His answers gave me an interesting insight into the views on the progressive wing of the Conservative Party.
My questions are in bold and Phillip’s answers are in italics:
You wrote a piece for your Party Political Animal blog recently entitled “The drugs policy isn’t working” where you were scathing about drugs policy in the UK. How long have you felt like this?
At school and univeristy I saw the damage that drugs can do and I was very anti-drugs, but I have also always been on the libertarian wing of the Tory Party and in the ’80s began to consider first the personal freedom issues and second, increasingly the practical failures of drugs policies and began to argue for reform. My time as Treasury minister in charge of Customs and Excise in the mid ’90s also exposed me to the practical failures of the policy, while Blair’s promises to get tough on drugs were a complete failure. Finally, travel to countries like Mexico in the ’90s were also an influence – I suppose it was the late ’80s when my views changed significantly and I wrote in the Guardian in the late ’90s for reform.
You were a government minister in the 1990s with responsibility for Customs and Excise within the Treasury. In your experience was the view that the system regarding drugs policy is broken widespread within Whitehall and/or amongst your parliamentary colleagues?
There was a strong minority view at all levels that the policy wasn’t working, but the Thatcherite’s social conservatism played against a real debate, while under Major the government was too weak seriously to consider reform. The response of the media to any reform was always a factor.

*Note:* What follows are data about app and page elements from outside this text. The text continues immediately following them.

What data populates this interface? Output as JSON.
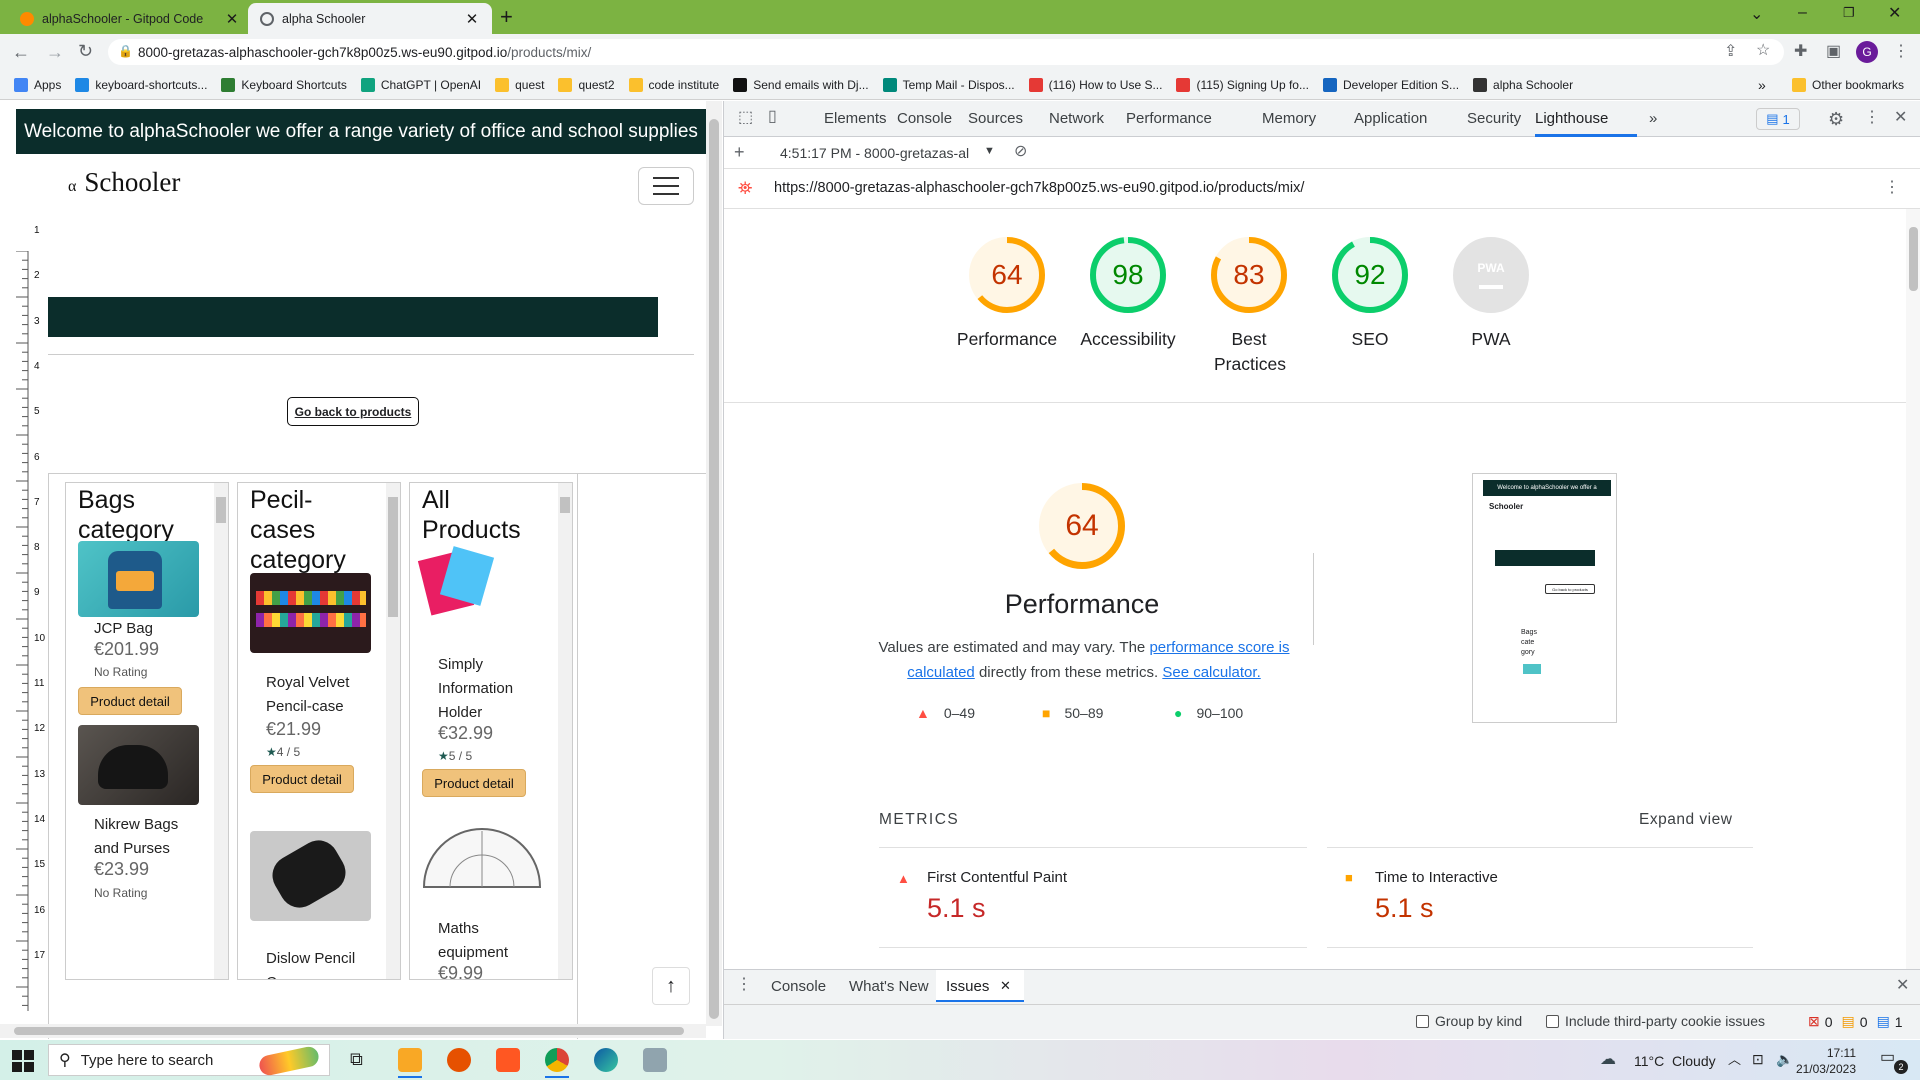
{
  "browser": {
    "tabs": [
      {
        "title": "alphaSchooler - Gitpod Code",
        "active": false
      },
      {
        "title": "alpha Schooler",
        "active": true
      }
    ],
    "url_host": "8000-gretazas-alphaschooler-gch7k8p00z5.ws-eu90.gitpod.io",
    "url_path": "/products/mix/",
    "bookmarks": [
      {
        "label": "Apps",
        "color": "#4285f4"
      },
      {
        "label": "keyboard-shortcuts...",
        "color": "#1e88e5"
      },
      {
        "label": "Keyboard Shortcuts",
        "color": "#2e7d32"
      },
      {
        "label": "ChatGPT | OpenAI",
        "color": "#10a37f"
      },
      {
        "label": "quest",
        "color": "#fbc02d"
      },
      {
        "label": "quest2",
        "color": "#fbc02d"
      },
      {
        "label": "code institute",
        "color": "#fbc02d"
      },
      {
        "label": "Send emails with Dj...",
        "color": "#111111"
      },
      {
        "label": "Temp Mail - Dispos...",
        "color": "#00897b"
      },
      {
        "label": "(116) How to Use S...",
        "color": "#e53935"
      },
      {
        "label": "(115) Signing Up fo...",
        "color": "#e53935"
      },
      {
        "label": "Developer Edition S...",
        "color": "#1565c0"
      },
      {
        "label": "alpha Schooler",
        "color": "#333333"
      }
    ],
    "other_bookmarks": "Other bookmarks",
    "more_bookmarks": "»",
    "profile_initial": "G"
  },
  "site": {
    "banner": "Welcome to alphaSchooler we offer a range variety of office and school supplies",
    "logo_alpha": "α",
    "logo_text": "Schooler",
    "back_button": "Go back to products",
    "ruler_numbers": [
      "1",
      "2",
      "3",
      "4",
      "5",
      "6",
      "7",
      "8",
      "9",
      "10",
      "11",
      "12",
      "13",
      "14",
      "15",
      "16",
      "17"
    ],
    "columns": [
      {
        "title": "Bags category",
        "products": [
          {
            "name": "JCP Bag",
            "price": "€201.99",
            "rating": "No Rating",
            "button": "Product detail"
          },
          {
            "name": "Nikrew Bags and Purses",
            "price": "€23.99",
            "rating": "No Rating"
          }
        ]
      },
      {
        "title": "Pecil-cases category",
        "products": [
          {
            "name": "Royal Velvet Pencil-case",
            "price": "€21.99",
            "rating": "4 / 5",
            "button": "Product detail"
          },
          {
            "name": "Dislow Pencil Case",
            "price": "",
            "rating": ""
          }
        ]
      },
      {
        "title": "All Products",
        "products": [
          {
            "name": "Simply Information Holder",
            "price": "€32.99",
            "rating": "5 / 5",
            "button": "Product detail"
          },
          {
            "name": "Maths equipment",
            "price": "€9.99",
            "rating": ""
          }
        ]
      }
    ],
    "to_top": "↑"
  },
  "devtools": {
    "tabs": [
      "Elements",
      "Console",
      "Sources",
      "Network",
      "Performance",
      "Memory",
      "Application",
      "Security",
      "Lighthouse"
    ],
    "active_tab": "Lighthouse",
    "more": "»",
    "issues_count": "1",
    "report_time": "4:51:17 PM - 8000-gretazas-al",
    "report_url": "https://8000-gretazas-alphaschooler-gch7k8p00z5.ws-eu90.gitpod.io/products/mix/",
    "scores": [
      {
        "label": "Performance",
        "value": 64,
        "status": "average"
      },
      {
        "label": "Accessibility",
        "value": 98,
        "status": "pass"
      },
      {
        "label": "Best Practices",
        "value": 83,
        "status": "average"
      },
      {
        "label": "SEO",
        "value": 92,
        "status": "pass"
      },
      {
        "label": "PWA",
        "value": null,
        "status": "na",
        "badge": "PWA"
      }
    ],
    "perf": {
      "score": 64,
      "title": "Performance",
      "desc1": "Values are estimated and may vary. The",
      "link1": "performance score is calculated",
      "desc2": "directly from these metrics.",
      "link2": "See calculator.",
      "legend": [
        "0–49",
        "50–89",
        "90–100"
      ]
    },
    "screenshot_thumb": {
      "banner": "Welcome to alphaSchooler we offer a",
      "logo": "Schooler",
      "back": "Go back to products",
      "col_title": "Bags cate gory"
    },
    "metrics_label": "METRICS",
    "expand_view": "Expand view",
    "metrics": [
      {
        "name": "First Contentful Paint",
        "value": "5.1 s",
        "status": "fail"
      },
      {
        "name": "Time to Interactive",
        "value": "5.1 s",
        "status": "average"
      }
    ],
    "drawer": {
      "tabs": [
        "Console",
        "What's New",
        "Issues"
      ],
      "active": "Issues",
      "group_by_kind": "Group by kind",
      "third_party": "Include third-party cookie issues",
      "counts": {
        "errors": "0",
        "warnings": "0",
        "info": "1"
      }
    }
  },
  "taskbar": {
    "search_placeholder": "Type here to search",
    "weather": "11°C  Cloudy",
    "time": "17:11",
    "date": "21/03/2023",
    "notifications": "2"
  },
  "colors": {
    "tabstrip": "#7cb342",
    "banner": "#0b2d2b",
    "pass": "#0cce6b",
    "average": "#ffa400",
    "fail": "#ff4e42",
    "button": "#f0c27b"
  }
}
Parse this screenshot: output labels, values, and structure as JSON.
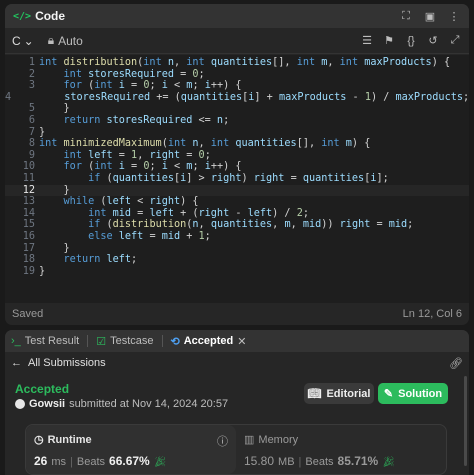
{
  "code_panel": {
    "title": "Code",
    "title_icon": "</>",
    "language": "C",
    "autosave_label": "Auto",
    "status_left": "Saved",
    "status_right": "Ln 12, Col 6",
    "current_line": 12
  },
  "code_lines": [
    "int distribution(int n, int quantities[], int m, int maxProducts) {",
    "    int storesRequired = 0;",
    "    for (int i = 0; i < m; i++) {",
    "        storesRequired += (quantities[i] + maxProducts - 1) / maxProducts;",
    "    }",
    "    return storesRequired <= n;",
    "}",
    "int minimizedMaximum(int n, int quantities[], int m) {",
    "    int left = 1, right = 0;",
    "    for (int i = 0; i < m; i++) {",
    "        if (quantities[i] > right) right = quantities[i];",
    "    }",
    "    while (left < right) {",
    "        int mid = left + (right - left) / 2;",
    "        if (distribution(n, quantities, m, mid)) right = mid;",
    "        else left = mid + 1;",
    "    }",
    "    return left;",
    "}"
  ],
  "result_panel": {
    "tabs": [
      {
        "label": "Test Result",
        "icon": "terminal-icon"
      },
      {
        "label": "Testcase",
        "icon": "checkbox-icon"
      },
      {
        "label": "Accepted",
        "icon": "history-icon"
      }
    ],
    "back_label": "All Submissions",
    "status": "Accepted",
    "user": "Gowsii",
    "submitted_text": "submitted at Nov 14, 2024 20:57",
    "editorial_label": "Editorial",
    "solution_label": "Solution",
    "runtime": {
      "label": "Runtime",
      "value": "26",
      "unit": "ms",
      "beats_label": "Beats",
      "beats": "66.67%"
    },
    "memory": {
      "label": "Memory",
      "value": "15.80",
      "unit": "MB",
      "beats_label": "Beats",
      "beats": "85.71%"
    }
  },
  "colors": {
    "accent": "#2cbb5d",
    "keyword": "#569cd6",
    "function": "#dcdcaa"
  }
}
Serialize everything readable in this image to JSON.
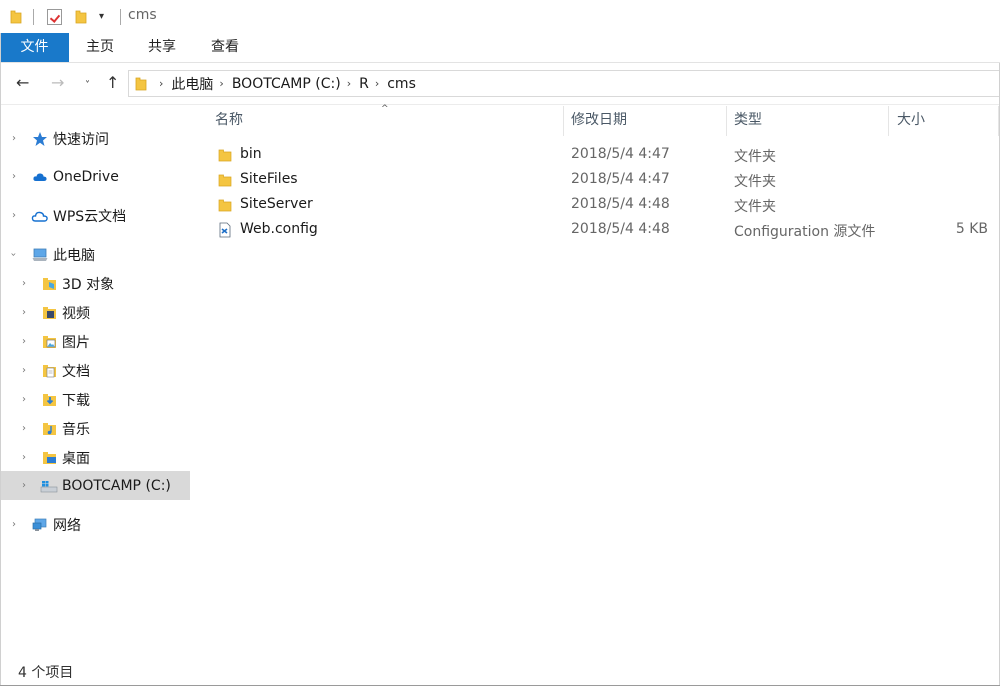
{
  "window": {
    "title": "cms"
  },
  "quick_access_toolbar": {
    "icons": [
      "folder-icon",
      "properties-icon",
      "new-folder-icon",
      "customize-dropdown-icon"
    ],
    "dropdown_glyph": "▾"
  },
  "ribbon": {
    "tabs": [
      {
        "label": "文件",
        "active": true
      },
      {
        "label": "主页"
      },
      {
        "label": "共享"
      },
      {
        "label": "查看"
      }
    ],
    "accent_color": "#1979ca"
  },
  "navigation": {
    "back_glyph": "←",
    "forward_glyph": "→",
    "recent_glyph": "˅",
    "up_glyph": "↑",
    "breadcrumb": [
      "此电脑",
      "BOOTCAMP (C:)",
      "R",
      "cms"
    ],
    "separator_glyph": "›"
  },
  "sidebar": {
    "items": [
      {
        "label": "快速访问",
        "icon": "star-icon",
        "level": 0
      },
      {
        "label": "OneDrive",
        "icon": "cloud-icon",
        "level": 0
      },
      {
        "label": "WPS云文档",
        "icon": "cloud-outline-icon",
        "level": 0
      },
      {
        "label": "此电脑",
        "icon": "computer-icon",
        "level": 0,
        "expanded": true
      },
      {
        "label": "3D 对象",
        "icon": "3d-objects-icon",
        "level": 1
      },
      {
        "label": "视频",
        "icon": "video-icon",
        "level": 1
      },
      {
        "label": "图片",
        "icon": "pictures-icon",
        "level": 1
      },
      {
        "label": "文档",
        "icon": "documents-icon",
        "level": 1
      },
      {
        "label": "下载",
        "icon": "downloads-icon",
        "level": 1
      },
      {
        "label": "音乐",
        "icon": "music-icon",
        "level": 1
      },
      {
        "label": "桌面",
        "icon": "desktop-icon",
        "level": 1
      },
      {
        "label": "BOOTCAMP (C:)",
        "icon": "drive-icon",
        "level": 1,
        "selected": true
      },
      {
        "label": "网络",
        "icon": "network-icon",
        "level": 0
      }
    ],
    "selected_color": "#d9d9d9"
  },
  "file_list": {
    "columns": [
      "名称",
      "修改日期",
      "类型",
      "大小"
    ],
    "sort_glyph": "^",
    "rows": [
      {
        "name": "bin",
        "date": "2018/5/4 4:47",
        "type": "文件夹",
        "size": "",
        "icon": "folder-icon"
      },
      {
        "name": "SiteFiles",
        "date": "2018/5/4 4:47",
        "type": "文件夹",
        "size": "",
        "icon": "folder-icon"
      },
      {
        "name": "SiteServer",
        "date": "2018/5/4 4:48",
        "type": "文件夹",
        "size": "",
        "icon": "folder-icon"
      },
      {
        "name": "Web.config",
        "date": "2018/5/4 4:48",
        "type": "Configuration 源文件",
        "size": "5 KB",
        "icon": "config-file-icon"
      }
    ]
  },
  "status_bar": {
    "item_count": "4 个项目"
  }
}
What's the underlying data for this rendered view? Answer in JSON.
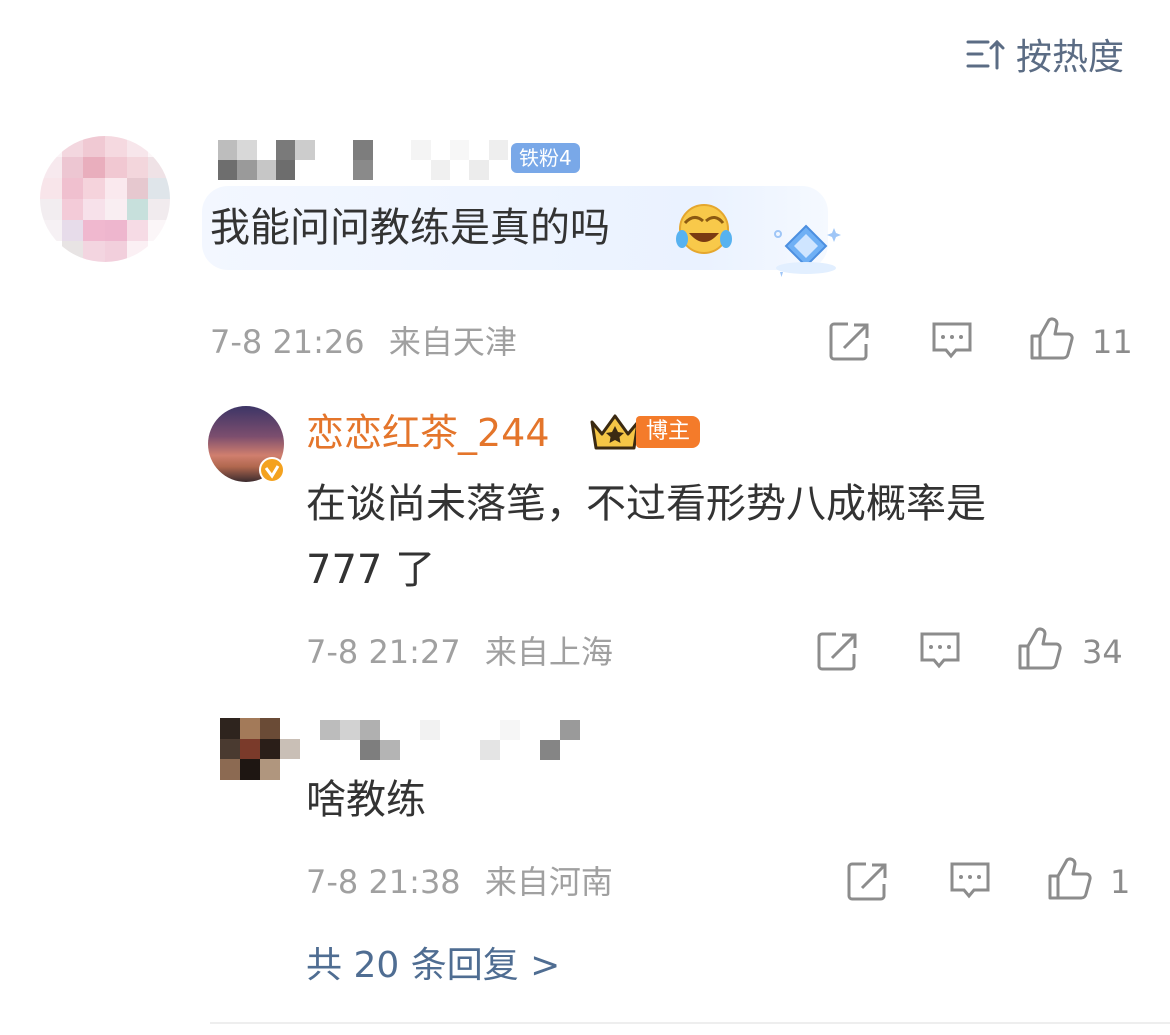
{
  "header": {
    "sort_label": "按热度",
    "sort_icon": "sort-desc-icon"
  },
  "comment": {
    "fan_badge": "铁粉4",
    "text": "我能问问教练是真的吗",
    "emoji": "laugh-cry-emoji",
    "time": "7-8 21:26",
    "location": "来自天津",
    "likes": "11"
  },
  "replies": [
    {
      "name": "恋恋红茶_244",
      "tag": "博主",
      "text_line1": "在谈尚未落笔，不过看形势八成概率是",
      "text_line2": "777 了",
      "time": "7-8 21:27",
      "location": "来自上海",
      "likes": "34"
    },
    {
      "text": "啥教练",
      "time": "7-8 21:38",
      "location": "来自河南",
      "likes": "1"
    }
  ],
  "more_replies": "共 20 条回复 >",
  "colors": {
    "link": "#5b6c84",
    "blogger": "#e4752b",
    "badge": "#79a8e8",
    "tag": "#f47b2a"
  }
}
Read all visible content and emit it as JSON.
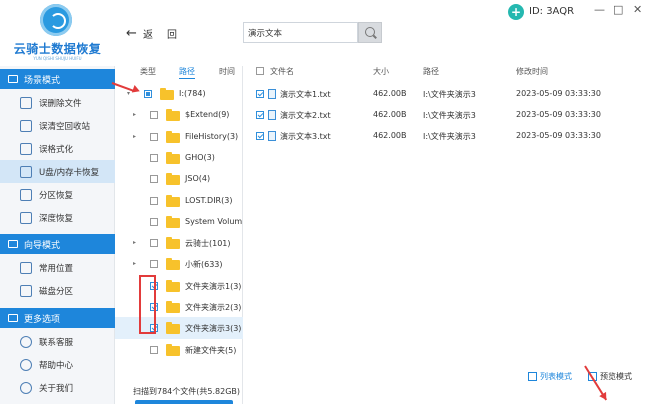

Did you try to influence policy from behind the scenes in a more progressive direction in this area when you were a minister?
Can you give some examples of how you tried to do this?
In Cabinet committee in private discussions with ministers and more generally – I was in the Treasury in charge of Customs for a year, but unfortunately it was the last year of the Major government when we had other priorities and concerns, added to which the Home Office had the major input into drugs policy and the Home Offie ministers were generally very conservative. The debate has moved on since then, of course, and I think more politicians realise the policy isn’t working.
I raised a question on this subject during a panel discussion about the existence of a political and media class at the Convention on Modern Liberty earlier this year (video here) about how politicians and the media generally seem to conspire to prevent a sensible debate from occurring about drug policy. It tends to degenerate into accusations of being “Soft on drugs” and reduced to emotional arguments about “keeping our children safe” without any attempt to address to fact that drug use is much higher under the existing regime. Simon Jenkins of The Guardian responded that from his perspective the problem is a cultural one within government that there is a perception that the public is against any suggestion of reform but that is a fundamental mismatch with reality. I would be interested to hear your thoughts on this.
I completely agree – I think that politicians would be surprised at the response they would get to a serious debate on the subject. My experience is that a lot of Tories now favour reform, but they are terrified about being seen as soft on drugs by the media and prejudicing an almost certain election victory. Cameron had a chance to start a real debate when his own drug taking experiences became an issue, but I guess he was too timid to do so.
The full interview can be read on Mark Reckons Blog at http://markreckons.blogspot.com/2009/09/interview-on-drugs-policy-with-phillip.html